If you're one of those program planners who's been heading to the local retail store to purchase products as part of your program, read on. The topic was explored in some depth at the recent Incentive Manufacturers & Representatives Alliance (IMRA) Conference, in a seminar for new entrants into the market. There in San Diego, several thought leaders explored the question in detail, offering up some thoughts on why incentive buyers should not turn to retail.
We followed up with two of them to flesh out the story. And the story is: If you go with retail, you're not getting your money's worth.
The most basic issues to consider are whether you can get what you want, in the right amount and with service that actually caters to your needs.
"If you go to retail, who's going to be the salesperson who's going to work with you?" asked Gary Slavonic, president of IMRA and a partner with Carrollton, Texas-based Premier Incentives Inc., a manufacturer's representative that serves the special markets channel of distribution. "Is it going to be a part-time employee who might not know that much about the product?"
What's more, if you're planning to ship your rewards to multiple recipients in a variety of locations, you're better off with a manufacturer's or premium representative or an incentive house, as their drop-shipping capabilities give them a lot more flexibility than the local retail chain.
"If you need 10 televisions drop-shipped to 10 locations, or 20 televisions drop-shipped to 10 locations, can retail do that?" Slavonic asked. "The answer is, probably not."
Of course, we all want to know the bottom line, which is what effect all of this will have on our budgets.
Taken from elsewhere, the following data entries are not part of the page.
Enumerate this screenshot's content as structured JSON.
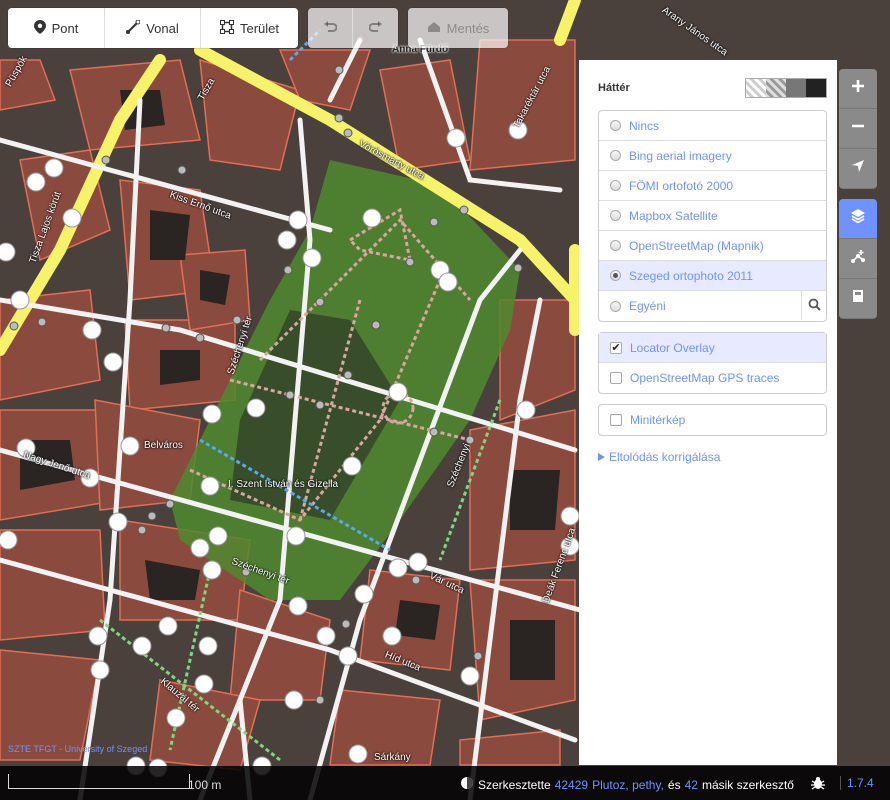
{
  "toolbar": {
    "point_label": "Pont",
    "line_label": "Vonal",
    "area_label": "Terület",
    "save_label": "Mentés"
  },
  "map": {
    "street_labels": [
      "Anna Fürdő",
      "Takaréktár utca",
      "Vörösmarty utca",
      "Kiss Ernő utca",
      "Tisza Lajos körút",
      "Széchenyi tér",
      "Belváros",
      "Nagy Jenő utca",
      "I. Szent István és Gizella",
      "Széchenyi tér",
      "Vár utca",
      "Deák Ferenc utca",
      "Híd utca",
      "Klauzál tér",
      "Sárkány",
      "Arany János utca",
      "Püspök",
      "Tisza",
      "Széchenyi"
    ]
  },
  "background_panel": {
    "title": "Háttér",
    "sources": [
      {
        "label": "Nincs",
        "selected": false
      },
      {
        "label": "Bing aerial imagery",
        "selected": false
      },
      {
        "label": "FÖMI ortofotó 2000",
        "selected": false
      },
      {
        "label": "Mapbox Satellite",
        "selected": false
      },
      {
        "label": "OpenStreetMap (Mapnik)",
        "selected": false
      },
      {
        "label": "Szeged ortophoto 2011",
        "selected": true
      },
      {
        "label": "Egyéni",
        "selected": false
      }
    ],
    "overlays": [
      {
        "label": "Locator Overlay",
        "checked": true
      },
      {
        "label": "OpenStreetMap GPS traces",
        "checked": false
      }
    ],
    "minimap_label": "Minitérkép",
    "offset_label": "Eltolódás korrigálása"
  },
  "footer": {
    "attribution": "SZTE TFGT - University of Szeged",
    "scale_label": "100 m",
    "edited_by": "Szerkesztette",
    "user_count": "42429",
    "users": "Plutoz, pethy,",
    "and_label": "és",
    "others_count": "42",
    "others_label": "másik szerkesztő",
    "version": "1.7.4"
  },
  "colors": {
    "accent": "#7092ff",
    "road_yellow": "#f6f36a",
    "building_outline": "#e06f55",
    "park_green": "#4f8a2e"
  }
}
Here again, you're better off avoiding retail.
"The bottom line boils down to price," said Joe Zanone, senior vice president, Special Markets, Movado Group Inc. "If you work with a premium division with a company with branded product, you're always going to get a better price than retail. You're not doing your company any favors by going to retail."
Beyond service and price, there are other considerations, especially if you want to provide a reward that is truly motivational. If you decide to reward several of your top-performing employees with an iPod, for example, wouldn't it be much more powerful to also provide a set of noise-cancelling headphones so they can tune out the noise of the train on their commute, as well as $20 to spend on iTunes? Or if you want to provide a gift to five of your business's top customers, wouldn't it be great to send a complete surf and turf dinner, along with a couple of bottles of wine and some designer glasses?
"A lot of times we might take, say, a camera and bundle it with an additional memory card and maybe a different case," Slavonic explained. "Our suppliers can bundle that and ship it out as one package. For retail, that would be pushing their capabilities."
In addition to offering a more complete motivational package, incentive suppliers can also help you with personalization, customization and co-branding, if those are options you're looking for.
You also may find you have a better selection of hotter new products if you eschew the retail store in favor of an incentive dealer.
"You have to look at volume," Zanone explained. "Retailers may not have the number of pieces in their system that you're looking for."
And if you're not sure what you're looking for, going with an incentive house or other expert in the market can help you learn about the newest, most exciting products on the market.
"Usually if we have a chance to work with an end user, we can help show them trends—what may be hot in the market—whereas if you go to retail, it may not be the current product on the floor," Slavonic said. "And chances are, what the salesperson on the floor's looking to do is sell what he's got stock of."